AIM OF THE EXERCISE | Return all entries word for word, but drop any images.

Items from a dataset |
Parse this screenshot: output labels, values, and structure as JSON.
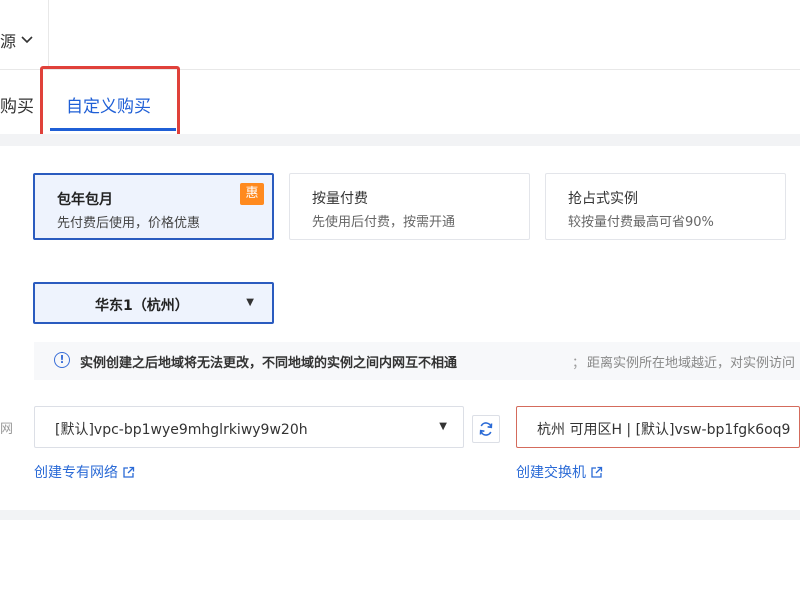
{
  "header": {
    "resource_label": "源",
    "chevron": "chevron-down-icon"
  },
  "tabs": [
    {
      "label": "购买",
      "active": false
    },
    {
      "label": "自定义购买",
      "active": true
    }
  ],
  "billing": [
    {
      "title": "包年包月",
      "desc": "先付费后使用，价格优惠",
      "badge": "惠",
      "selected": true
    },
    {
      "title": "按量付费",
      "desc": "先使用后付费，按需开通",
      "selected": false
    },
    {
      "title": "抢占式实例",
      "desc": "较按量付费最高可省90%",
      "selected": false
    }
  ],
  "region": {
    "value": "华东1（杭州）"
  },
  "notice": {
    "bold": "实例创建之后地域将无法更改，不同地域的实例之间内网互不相通",
    "separator": "；",
    "light": "距离实例所在地域越近，对实例访问"
  },
  "network": {
    "vpc_value": "[默认]vpc-bp1wye9mhglrkiwy9w20h",
    "vsw_value": "杭州 可用区H | [默认]vsw-bp1fgk6oq9",
    "create_vpc_link": "创建专有网络",
    "create_vsw_link": "创建交换机"
  },
  "colors": {
    "accent": "#1f5fd6",
    "highlight": "#e0413a",
    "badge": "#ff8a1f"
  }
}
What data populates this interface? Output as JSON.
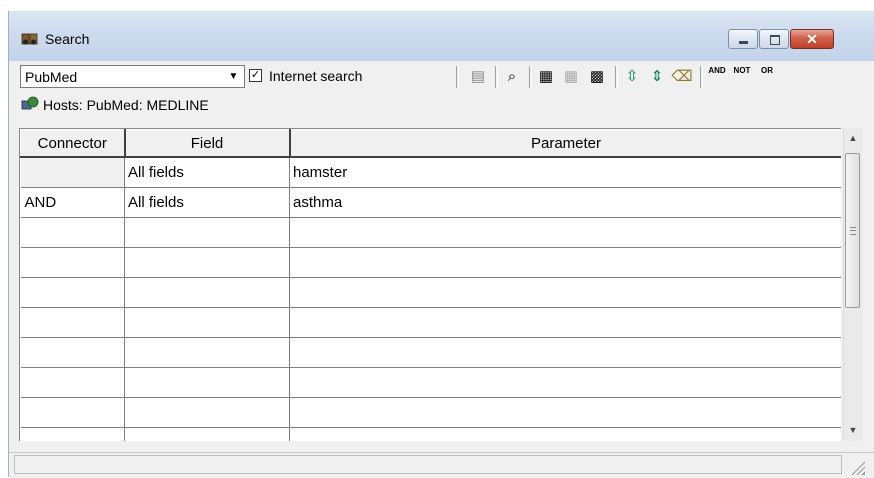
{
  "window": {
    "title": "Search",
    "controls": {
      "minimize": "–",
      "maximize": "□",
      "close": "✕"
    }
  },
  "toolbar": {
    "database_select": {
      "value": "PubMed",
      "arrow": "▼"
    },
    "internet_search": {
      "checked": true,
      "check_mark": "✓",
      "label": "Internet search"
    },
    "buttons": [
      {
        "icon": "document-icon",
        "glyph": "▤"
      },
      {
        "icon": "binoculars-search-icon",
        "glyph": "⌕"
      },
      {
        "icon": "search-documents-icon",
        "glyph": "▦"
      },
      {
        "icon": "search-documents-disabled-icon",
        "glyph": "▦"
      },
      {
        "icon": "numbered-list-icon",
        "glyph": "▩"
      },
      {
        "icon": "insert-row-icon",
        "glyph": "⇳"
      },
      {
        "icon": "delete-row-icon",
        "glyph": "⇕"
      },
      {
        "icon": "eraser-icon",
        "glyph": "⌫"
      },
      {
        "icon": "and-operator-icon",
        "label": "AND"
      },
      {
        "icon": "not-operator-icon",
        "label": "NOT"
      },
      {
        "icon": "or-operator-icon",
        "label": "OR"
      }
    ]
  },
  "hosts": {
    "label": "Hosts:  PubMed: MEDLINE",
    "icon": "hosts-icon"
  },
  "grid": {
    "columns": [
      "Connector",
      "Field",
      "Parameter"
    ],
    "rows": [
      [
        "",
        "All fields",
        "hamster"
      ],
      [
        "AND",
        "All fields",
        "asthma"
      ],
      [
        "",
        "",
        ""
      ],
      [
        "",
        "",
        ""
      ],
      [
        "",
        "",
        ""
      ],
      [
        "",
        "",
        ""
      ],
      [
        "",
        "",
        ""
      ],
      [
        "",
        "",
        ""
      ],
      [
        "",
        "",
        ""
      ],
      [
        "",
        "",
        ""
      ]
    ]
  },
  "scrollbar": {
    "up": "▲",
    "down": "▼"
  },
  "colors": {
    "title_bar": "#c2d3ea",
    "close_button": "#c0402a",
    "grid_lines": "#808080",
    "window_background": "#f0f0f0"
  }
}
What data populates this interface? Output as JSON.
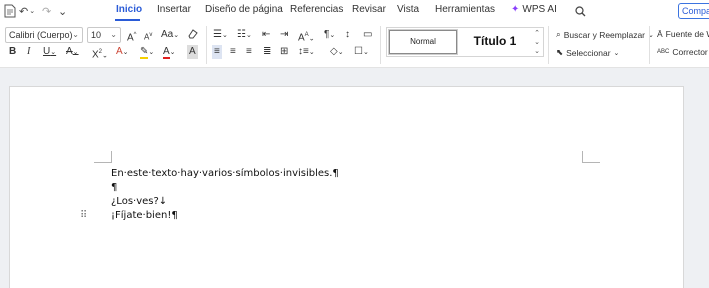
{
  "quick_access": {
    "doc_icon": "document-icon",
    "undo_icon": "undo-icon",
    "redo_icon": "redo-icon",
    "more_icon": "chevron-down-icon"
  },
  "tabs": [
    {
      "label": "Inicio",
      "active": true
    },
    {
      "label": "Insertar"
    },
    {
      "label": "Diseño de página"
    },
    {
      "label": "Referencias"
    },
    {
      "label": "Revisar"
    },
    {
      "label": "Vista"
    },
    {
      "label": "Herramientas"
    }
  ],
  "wps_ai": {
    "label": "WPS AI"
  },
  "share": {
    "label": "Compartir"
  },
  "font": {
    "family": "Calibri (Cuerpo)",
    "size": "10"
  },
  "styles": {
    "normal": "Normal",
    "title1": "Título 1"
  },
  "editing": {
    "find_replace": "Buscar y Reemplazar",
    "select": "Seleccionar",
    "font_source": "Fuente de W",
    "spell": "Corrector or"
  },
  "document": {
    "lines": [
      "En·este·texto·hay·varios·símbolos·invisibles.¶",
      "¶",
      "¿Los·ves?↓",
      "¡Fíjate·bien!¶"
    ]
  },
  "colors": {
    "accent": "#2a5bd7",
    "ai_sparkle": "#8a3ffc"
  }
}
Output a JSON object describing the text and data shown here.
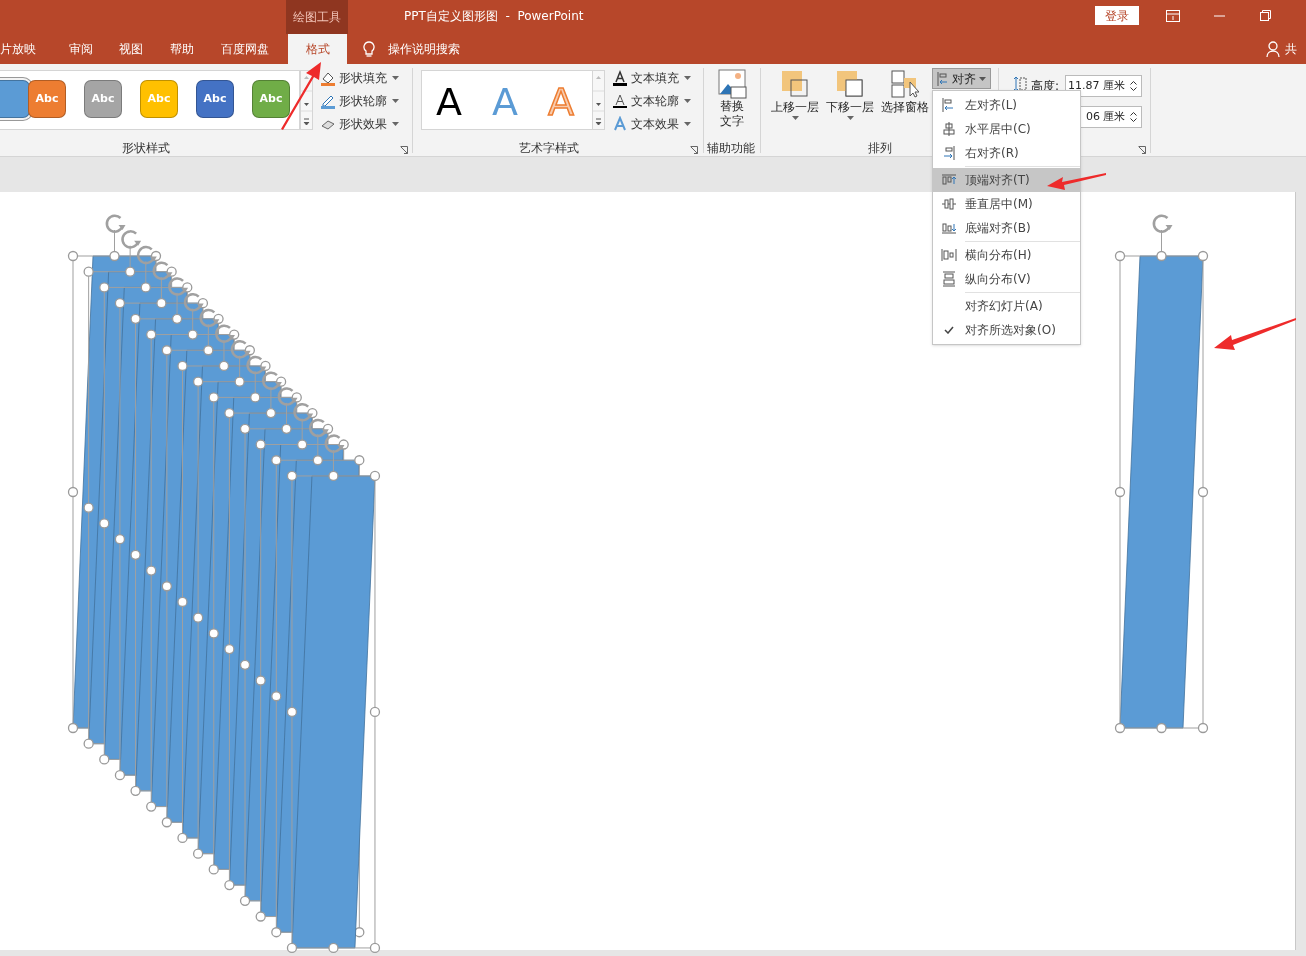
{
  "title_bar": {
    "context_tab": "绘图工具",
    "title": "PPT自定义图形图  -  PowerPoint",
    "login": "登录"
  },
  "tabs": [
    {
      "label": "片放映",
      "selected": false
    },
    {
      "label": "审阅",
      "selected": false
    },
    {
      "label": "视图",
      "selected": false
    },
    {
      "label": "帮助",
      "selected": false
    },
    {
      "label": "百度网盘",
      "selected": false
    },
    {
      "label": "格式",
      "selected": true
    }
  ],
  "search": {
    "placeholder": "操作说明搜索"
  },
  "share": "共",
  "ribbon": {
    "shape_styles": {
      "label": "形状样式",
      "swatches": [
        {
          "color": "#5b9bd5",
          "selected": true
        },
        {
          "label": "Abc",
          "color": "#ed7d31",
          "selected": false
        },
        {
          "label": "Abc",
          "color": "#a5a5a5",
          "selected": false
        },
        {
          "label": "Abc",
          "color": "#ffc000",
          "selected": false
        },
        {
          "label": "Abc",
          "color": "#4472c4",
          "selected": false
        },
        {
          "label": "Abc",
          "color": "#70ad47",
          "selected": false
        }
      ],
      "commands": [
        "形状填充",
        "形状轮廓",
        "形状效果"
      ]
    },
    "wordart_styles": {
      "label": "艺术字样式",
      "samples": [
        {
          "text": "A",
          "kind": "plain"
        },
        {
          "text": "A",
          "kind": "blue"
        },
        {
          "text": "A",
          "kind": "outline"
        }
      ],
      "commands": [
        "文本填充",
        "文本轮廓",
        "文本效果"
      ]
    },
    "accessibility": {
      "label": "辅助功能",
      "button": "替换文字"
    },
    "arrange": {
      "label": "排列",
      "buttons": [
        "上移一层",
        "下移一层",
        "选择窗格"
      ],
      "align": "对齐"
    },
    "size": {
      "height_label": "高度:",
      "height": "11.87 厘米",
      "width": "06 厘米"
    }
  },
  "align_menu": [
    [
      {
        "label": "左对齐(L)",
        "selected": false,
        "checked": false
      },
      {
        "label": "水平居中(C)",
        "selected": false,
        "checked": false
      },
      {
        "label": "右对齐(R)",
        "selected": false,
        "checked": false
      }
    ],
    [
      {
        "label": "顶端对齐(T)",
        "selected": true,
        "checked": false
      },
      {
        "label": "垂直居中(M)",
        "selected": false,
        "checked": false
      },
      {
        "label": "底端对齐(B)",
        "selected": false,
        "checked": false
      }
    ],
    [
      {
        "label": "横向分布(H)",
        "selected": false,
        "checked": false
      },
      {
        "label": "纵向分布(V)",
        "selected": false,
        "checked": false
      }
    ],
    [
      {
        "label": "对齐幻灯片(A)",
        "selected": false,
        "checked": false
      },
      {
        "label": "对齐所选对象(O)",
        "selected": false,
        "checked": true
      }
    ]
  ]
}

EXERCISE OUTPUT |
Parse this screenshot: output labels, values, and structure as JSON.
{
  "header": {
    "resource_label": "源",
    "chevron": "chevron-down-icon"
  },
  "tabs": [
    {
      "label": "购买",
      "active": false
    },
    {
      "label": "自定义购买",
      "active": true
    }
  ],
  "billing": [
    {
      "title": "包年包月",
      "desc": "先付费后使用，价格优惠",
      "badge": "惠",
      "selected": true
    },
    {
      "title": "按量付费",
      "desc": "先使用后付费，按需开通",
      "selected": false
    },
    {
      "title": "抢占式实例",
      "desc": "较按量付费最高可省90%",
      "selected": false
    }
  ],
  "region": {
    "value": "华东1（杭州）"
  },
  "notice": {
    "bold": "实例创建之后地域将无法更改，不同地域的实例之间内网互不相通",
    "separator": "；",
    "light": "距离实例所在地域越近，对实例访问"
  },
  "network": {
    "vpc_value": "[默认]vpc-bp1wye9mhglrkiwy9w20h",
    "vsw_value": "杭州 可用区H | [默认]vsw-bp1fgk6oq9",
    "create_vpc_link": "创建专有网络",
    "create_vsw_link": "创建交换机"
  },
  "colors": {
    "accent": "#1f5fd6",
    "highlight": "#e0413a",
    "badge": "#ff8a1f"
  }
}
What data populates this interface? Output as JSON.
{
  "window": {
    "title": "Search",
    "controls": {
      "minimize": "–",
      "maximize": "□",
      "close": "✕"
    }
  },
  "toolbar": {
    "database_select": {
      "value": "PubMed",
      "arrow": "▼"
    },
    "internet_search": {
      "checked": true,
      "check_mark": "✓",
      "label": "Internet search"
    },
    "buttons": [
      {
        "icon": "document-icon",
        "glyph": "▤"
      },
      {
        "icon": "binoculars-search-icon",
        "glyph": "⌕"
      },
      {
        "icon": "search-documents-icon",
        "glyph": "▦"
      },
      {
        "icon": "search-documents-disabled-icon",
        "glyph": "▦"
      },
      {
        "icon": "numbered-list-icon",
        "glyph": "▩"
      },
      {
        "icon": "insert-row-icon",
        "glyph": "⇳"
      },
      {
        "icon": "delete-row-icon",
        "glyph": "⇕"
      },
      {
        "icon": "eraser-icon",
        "glyph": "⌫"
      },
      {
        "icon": "and-operator-icon",
        "label": "AND"
      },
      {
        "icon": "not-operator-icon",
        "label": "NOT"
      },
      {
        "icon": "or-operator-icon",
        "label": "OR"
      }
    ]
  },
  "hosts": {
    "label": "Hosts:  PubMed: MEDLINE",
    "icon": "hosts-icon"
  },
  "grid": {
    "columns": [
      "Connector",
      "Field",
      "Parameter"
    ],
    "rows": [
      [
        "",
        "All fields",
        "hamster"
      ],
      [
        "AND",
        "All fields",
        "asthma"
      ],
      [
        "",
        "",
        ""
      ],
      [
        "",
        "",
        ""
      ],
      [
        "",
        "",
        ""
      ],
      [
        "",
        "",
        ""
      ],
      [
        "",
        "",
        ""
      ],
      [
        "",
        "",
        ""
      ],
      [
        "",
        "",
        ""
      ],
      [
        "",
        "",
        ""
      ]
    ]
  },
  "scrollbar": {
    "up": "▲",
    "down": "▼"
  },
  "colors": {
    "title_bar": "#c2d3ea",
    "close_button": "#c0402a",
    "grid_lines": "#808080",
    "window_background": "#f0f0f0"
  }
}
What data populates this interface? Output as JSON.
{
  "quick_access": {
    "doc_icon": "document-icon",
    "undo_icon": "undo-icon",
    "redo_icon": "redo-icon",
    "more_icon": "chevron-down-icon"
  },
  "tabs": [
    {
      "label": "Inicio",
      "active": true
    },
    {
      "label": "Insertar"
    },
    {
      "label": "Diseño de página"
    },
    {
      "label": "Referencias"
    },
    {
      "label": "Revisar"
    },
    {
      "label": "Vista"
    },
    {
      "label": "Herramientas"
    }
  ],
  "wps_ai": {
    "label": "WPS AI"
  },
  "share": {
    "label": "Compartir"
  },
  "font": {
    "family": "Calibri (Cuerpo)",
    "size": "10"
  },
  "styles": {
    "normal": "Normal",
    "title1": "Título 1"
  },
  "editing": {
    "find_replace": "Buscar y Reemplazar",
    "select": "Seleccionar",
    "font_source": "Fuente de W",
    "spell": "Corrector or"
  },
  "document": {
    "lines": [
      "En·este·texto·hay·varios·símbolos·invisibles.¶",
      "¶",
      "¿Los·ves?↓",
      "¡Fíjate·bien!¶"
    ]
  },
  "colors": {
    "accent": "#2a5bd7",
    "ai_sparkle": "#8a3ffc"
  }
}
Output a JSON object describing the text and data shown here.
{
  "title_bar": {
    "context_tab": "绘图工具",
    "title": "PPT自定义图形图  -  PowerPoint",
    "login": "登录"
  },
  "tabs": [
    {
      "label": "片放映",
      "selected": false
    },
    {
      "label": "审阅",
      "selected": false
    },
    {
      "label": "视图",
      "selected": false
    },
    {
      "label": "帮助",
      "selected": false
    },
    {
      "label": "百度网盘",
      "selected": false
    },
    {
      "label": "格式",
      "selected": true
    }
  ],
  "search": {
    "placeholder": "操作说明搜索"
  },
  "share": "共",
  "ribbon": {
    "shape_styles": {
      "label": "形状样式",
      "swatches": [
        {
          "color": "#5b9bd5",
          "selected": true
        },
        {
          "label": "Abc",
          "color": "#ed7d31",
          "selected": false
        },
        {
          "label": "Abc",
          "color": "#a5a5a5",
          "selected": false
        },
        {
          "label": "Abc",
          "color": "#ffc000",
          "selected": false
        },
        {
          "label": "Abc",
          "color": "#4472c4",
          "selected": false
        },
        {
          "label": "Abc",
          "color": "#70ad47",
          "selected": false
        }
      ],
      "commands": [
        "形状填充",
        "形状轮廓",
        "形状效果"
      ]
    },
    "wordart_styles": {
      "label": "艺术字样式",
      "samples": [
        {
          "text": "A",
          "kind": "plain"
        },
        {
          "text": "A",
          "kind": "blue"
        },
        {
          "text": "A",
          "kind": "outline"
        }
      ],
      "commands": [
        "文本填充",
        "文本轮廓",
        "文本效果"
      ]
    },
    "accessibility": {
      "label": "辅助功能",
      "button": "替换文字"
    },
    "arrange": {
      "label": "排列",
      "buttons": [
        "上移一层",
        "下移一层",
        "选择窗格"
      ],
      "align": "对齐"
    },
    "size": {
      "height_label": "高度:",
      "height": "11.87 厘米",
      "width": "06 厘米"
    }
  },
  "align_menu": [
    [
      {
        "label": "左对齐(L)",
        "selected": false,
        "checked": false
      },
      {
        "label": "水平居中(C)",
        "selected": false,
        "checked": false
      },
      {
        "label": "右对齐(R)",
        "selected": false,
        "checked": false
      }
    ],
    [
      {
        "label": "顶端对齐(T)",
        "selected": true,
        "checked": false
      },
      {
        "label": "垂直居中(M)",
        "selected": false,
        "checked": false
      },
      {
        "label": "底端对齐(B)",
        "selected": false,
        "checked": false
      }
    ],
    [
      {
        "label": "横向分布(H)",
        "selected": false,
        "checked": false
      },
      {
        "label": "纵向分布(V)",
        "selected": false,
        "checked": false
      }
    ],
    [
      {
        "label": "对齐幻灯片(A)",
        "selected": false,
        "checked": false
      },
      {
        "label": "对齐所选对象(O)",
        "selected": false,
        "checked": true
      }
    ]
  ]
}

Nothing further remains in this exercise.